Recently, Mackenzie got engaged to Maci Bookout's baby daddy, Ryan Edwards, and as a result, she'll be playing a larger role on the show's upcoming season.
And it looks like Mackenzie is already getting into the spirit by becoming the latest Teen Mom cast member to publicly attack the show's editors.
Mackenzie took to Twitter last night to voice her disapproval with the show, but quickly deleted the tweets, probably after realizing that it's a little early in the game to start biting the hand that feeds her.
A sneak peek for the show's upcoming season shows Ryan's parents exasperated by their son's lateness as they wait for him to take 8-year-old Bentley trick-or-treating.
“Daddy just texted and he and Mackenzie are in some traffic,” Edwards’ mom told Bentley, 8, as he responded, “He’s always late.”
Mackenzie apparently wasn't thrilled with the way the scene was cut, and she made her feelings known on social media:
“5 minutes late… whoop-dee-frickin’-do,” she tweeted.
“Tip #1 for real life: Always be REAL in this FAKE ass world.”
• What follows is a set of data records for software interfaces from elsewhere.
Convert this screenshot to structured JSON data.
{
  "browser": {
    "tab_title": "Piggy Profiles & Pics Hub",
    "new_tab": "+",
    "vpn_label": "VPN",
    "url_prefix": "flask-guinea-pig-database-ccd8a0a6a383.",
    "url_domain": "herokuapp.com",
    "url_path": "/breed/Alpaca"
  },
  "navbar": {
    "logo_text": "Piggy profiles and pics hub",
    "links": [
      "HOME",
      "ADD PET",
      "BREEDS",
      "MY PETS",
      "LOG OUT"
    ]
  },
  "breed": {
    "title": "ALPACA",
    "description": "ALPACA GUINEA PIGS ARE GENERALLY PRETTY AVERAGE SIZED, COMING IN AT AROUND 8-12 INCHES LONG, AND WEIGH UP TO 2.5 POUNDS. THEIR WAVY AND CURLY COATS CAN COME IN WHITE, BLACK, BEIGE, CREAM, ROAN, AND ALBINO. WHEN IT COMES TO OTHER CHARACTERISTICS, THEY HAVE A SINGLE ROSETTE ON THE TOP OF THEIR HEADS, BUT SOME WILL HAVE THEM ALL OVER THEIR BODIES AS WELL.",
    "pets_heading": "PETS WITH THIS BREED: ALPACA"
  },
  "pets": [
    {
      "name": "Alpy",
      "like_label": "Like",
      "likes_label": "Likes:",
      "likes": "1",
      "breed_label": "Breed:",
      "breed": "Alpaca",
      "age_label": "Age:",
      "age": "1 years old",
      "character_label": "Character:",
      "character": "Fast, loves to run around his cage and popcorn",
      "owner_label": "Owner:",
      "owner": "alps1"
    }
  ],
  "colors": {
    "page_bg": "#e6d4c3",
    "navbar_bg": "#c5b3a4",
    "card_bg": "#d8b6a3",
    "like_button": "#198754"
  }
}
In case her feelings weren't clear enough, she proceeded to post several more tweets laying into the Teen Mom production staff:
“OVER the bulls--t… you can do all you want only to be twisted to look sh--ty… that’s fine. That’s JUST fine.”
When a fan asked Mackenzie if she regrets agreeing to be on the show, she vented her frustrations further:
“Yes, if I’m being 100% honest I regret it every single day," Standifer tweered.
Jeez. Tell us what you really think, Mackenzie!
Obviously, Standifer is far from the first person to slam Teen Mom's editors.
In fact, we think just about every Mom in the franchise has talked some trash at one point or another.
Some might conclude that the show is really that skewed and unfair, but we're not sure that's the case.
Teen Mom is unlike other reality shows in that the cast members all film in different parts of the country, and most of them never held a job other than reality star.
As a result, they don't see each other filming, and thus, don't realize that everyone is subjected to the same editing trickery, and sometimes bold steps need to be taken in order to craft a compelling narrative.
They also don't realize how lucky they are because they've never worn a nametag to work.
Mackenzie has the advantage of joining the show as an adult, but somehow, it seems she has even less tolerance for the realities of reality television than her famously temperamental cast mates.
We understand that it can be frustrating to see yourself portrayed unfairly on national television, but we think just about everyone who's been in her position before could tell Mackenzie that those are the breaks.
Maybe while they're at it, they could counsel her on the importance of choosing one's battles.